The meetings covered a wide range of topics including merchandise, marketing, advertising strategies, ticketing strategies, giveaways, AHL TV, brand identity.
The highlight of the meetings for me came from Mike Forman, Vice President of Marketing and Brand Strategy for the Carolina Hurricanes. As an AHL club, in a major market, playing out of the same building as its NHL team, we recognize the challenges one faces and the unconventional approaches it takes to be successful. So, I found the Hurricanes approach intriguing.
Mike broke down his fans in three ways…
Non Fans (0-2 games per year)
Casual Fans (3-10 games per year)
Avid Fans (11+ games per year)
Caniac (22+ games per year)
So, how do you turn a non-fan or casual-fan into an avid fan or Caniac? There’s no one solution but he explained his team’s approach. It starts with making your product the “it” place to be. How do you do that? By finding out what makes your region special and unique. In North Carolina it’s not so much about selling hockey but selling entertainment and once you convince people on the that, the love for the game will follow. Around Raleigh there’s a large saturation of colleges. So, they made ticket pricing affordable to college kids, even during the playoffs. NC is also boasting a large military contingent so that became a big part of their focus. NC is also becoming a major tech region so they targeted people moving into the area. Last, they focused on what they thought was the regions greatest qualities and that was food, beer, and music. By combing these various genres along with a winning product and marketing luck/genius (Storm Surge and Bunch of Jerks) the result was over $3 million worth of new ticketing business and over a 90% season ticket retention rate.

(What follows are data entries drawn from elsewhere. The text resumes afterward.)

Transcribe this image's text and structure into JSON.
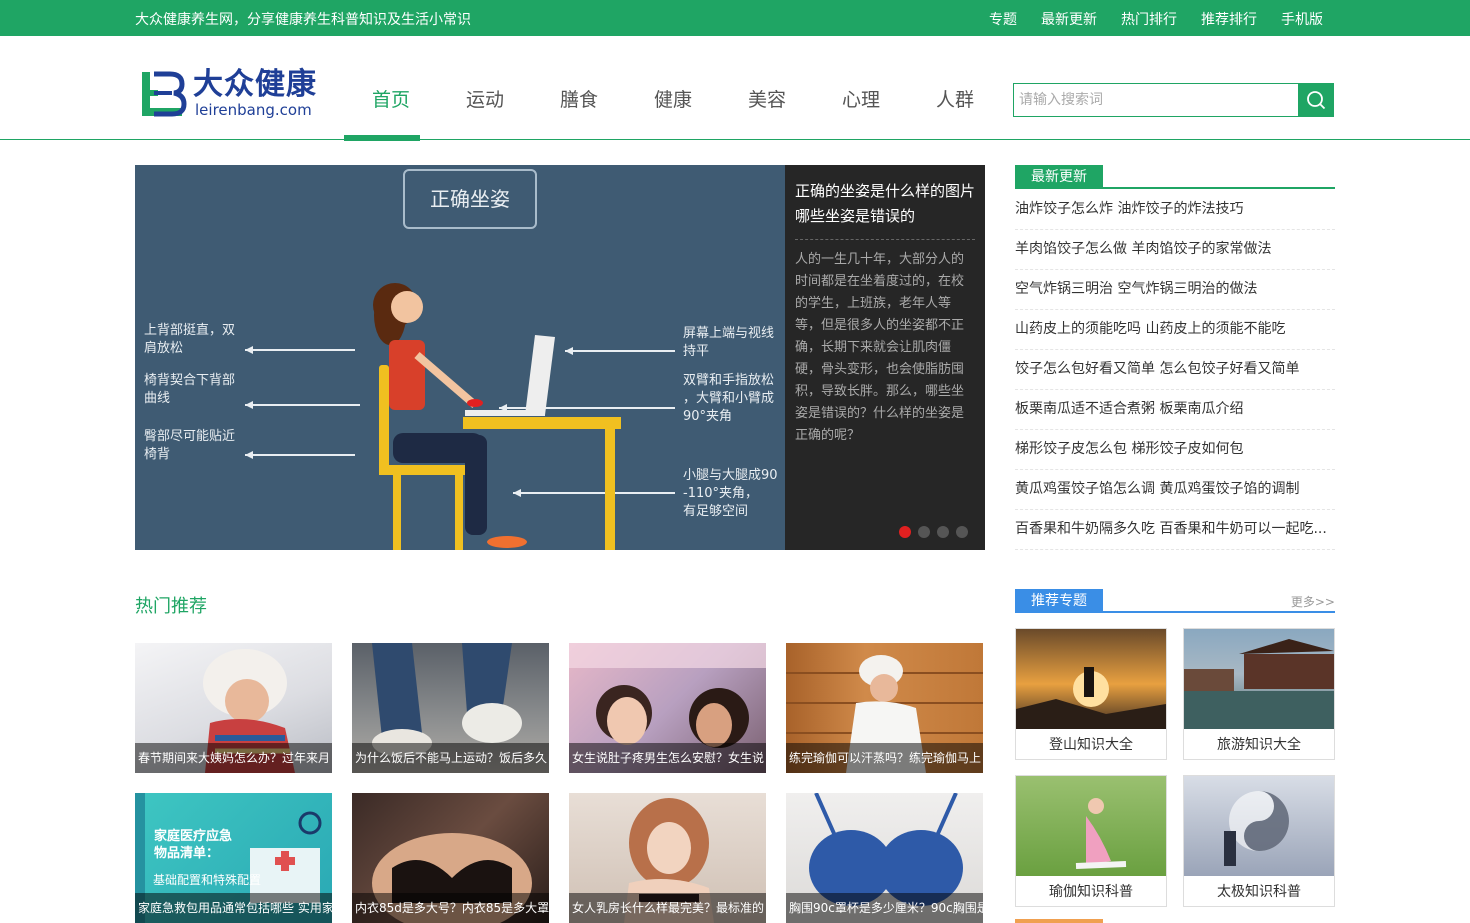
{
  "topbar": {
    "tagline": "大众健康养生网，分享健康养生科普知识及生活小常识",
    "links": [
      "专题",
      "最新更新",
      "热门排行",
      "推荐排行",
      "手机版"
    ]
  },
  "logo": {
    "cn": "大众健康",
    "en": "leirenbang.com"
  },
  "nav": {
    "items": [
      "首页",
      "运动",
      "膳食",
      "健康",
      "美容",
      "心理",
      "人群"
    ],
    "active_index": 0
  },
  "search": {
    "placeholder": "请输入搜索词"
  },
  "slider": {
    "title": "正确的坐姿是什么样的图片 哪些坐姿是错误的",
    "description": "人的一生几十年，大部分人的时间都是在坐着度过的，在校的学生，上班族，老年人等等，但是很多人的坐姿都不正确，长期下来就会让肌肉僵硬，骨头变形，也会使脂肪囤积，导致长胖。那么，哪些坐姿是错误的？什么样的坐姿是正确的呢？",
    "dot_count": 4,
    "active_dot": 0,
    "illustration": {
      "heading": "正确坐姿",
      "labels_left": [
        "上背部挺直，双\n肩放松",
        "椅背契合下背部\n曲线",
        "臀部尽可能贴近\n椅背"
      ],
      "labels_right": [
        "屏幕上端与视线\n持平",
        "双臂和手指放松\n，大臂和小臂成\n90°夹角",
        "小腿与大腿成90\n-110°夹角，\n有足够空间"
      ]
    }
  },
  "latest": {
    "heading": "最新更新",
    "items": [
      "油炸饺子怎么炸 油炸饺子的炸法技巧",
      "羊肉馅饺子怎么做 羊肉馅饺子的家常做法",
      "空气炸锅三明治 空气炸锅三明治的做法",
      "山药皮上的须能吃吗 山药皮上的须能不能吃",
      "饺子怎么包好看又简单 怎么包饺子好看又简单",
      "板栗南瓜适不适合煮粥 板栗南瓜介绍",
      "梯形饺子皮怎么包 梯形饺子皮如何包",
      "黄瓜鸡蛋饺子馅怎么调 黄瓜鸡蛋饺子馅的调制",
      "百香果和牛奶隔多久吃 百香果和牛奶可以一起吃..."
    ]
  },
  "hot": {
    "heading": "热门推荐",
    "cards": [
      {
        "caption": "春节期间来大姨妈怎么办？过年来月",
        "icon": "winter-girl-photo"
      },
      {
        "caption": "为什么饭后不能马上运动？饭后多久",
        "icon": "running-feet-photo"
      },
      {
        "caption": "女生说肚子疼男生怎么安慰？女生说",
        "icon": "couple-photo"
      },
      {
        "caption": "练完瑜伽可以汗蒸吗？练完瑜伽马上",
        "icon": "sauna-photo"
      },
      {
        "caption": "家庭急救包用品通常包括哪些 实用家",
        "icon": "first-aid-photo",
        "image_text": [
          "家庭医疗应急",
          "物品清单：",
          "基础配置和特殊配置"
        ]
      },
      {
        "caption": "内衣85d是多大号？内衣85是多大罩",
        "icon": "lingerie-photo"
      },
      {
        "caption": "女人乳房长什么样最完美？最标准的",
        "icon": "woman-portrait-photo"
      },
      {
        "caption": "胸围90c罩杯是多少厘米？90c胸围是",
        "icon": "blue-bra-photo"
      }
    ]
  },
  "topics": {
    "heading": "推荐专题",
    "more": "更多>>",
    "items": [
      {
        "label": "登山知识大全",
        "icon": "mountain-sunset-photo"
      },
      {
        "label": "旅游知识大全",
        "icon": "water-town-photo"
      },
      {
        "label": "瑜伽知识科普",
        "icon": "yoga-photo"
      },
      {
        "label": "太极知识科普",
        "icon": "taichi-photo"
      }
    ]
  },
  "colors": {
    "brand": "#1fa564",
    "accent_blue": "#3a8ee6",
    "dot_active": "#e02020",
    "logo_blue": "#1f3f97"
  }
}
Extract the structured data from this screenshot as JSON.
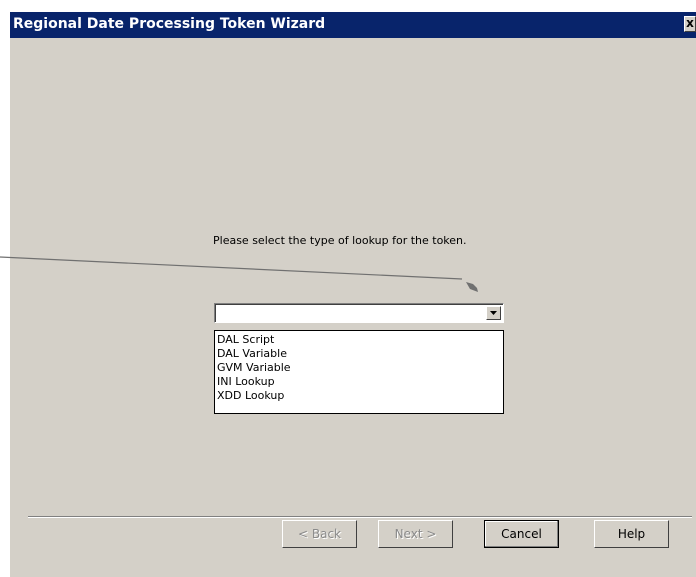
{
  "window": {
    "title": "Regional Date Processing Token Wizard",
    "close_glyph": "x"
  },
  "main": {
    "prompt": "Please select the type of lookup for the token.",
    "combo_value": "",
    "options": [
      "DAL Script",
      "DAL Variable",
      "GVM Variable",
      "INI Lookup",
      "XDD Lookup"
    ]
  },
  "buttons": {
    "back": "< Back",
    "next": "Next >",
    "cancel": "Cancel",
    "help": "Help"
  },
  "colors": {
    "titlebar": "#08246b",
    "dialog_bg": "#d4d0c8"
  },
  "icons": {
    "close": "close-icon",
    "dropdown": "chevron-down-icon",
    "annotation": "arrow-annotation"
  }
}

I found it all fascinating stuff. While I don’t expect any players to be dunking basketballs or playing duck hunter on the big screen after a big win like the Hurricanes, we are formulating our promotional schedule for next season and I think there’s a lot on there that fans are really going to enjoy.
That’s it for me this week. Enjoy the draft and I hope to see you all at the Prospect Scrimmage on Friday at the SAP Center.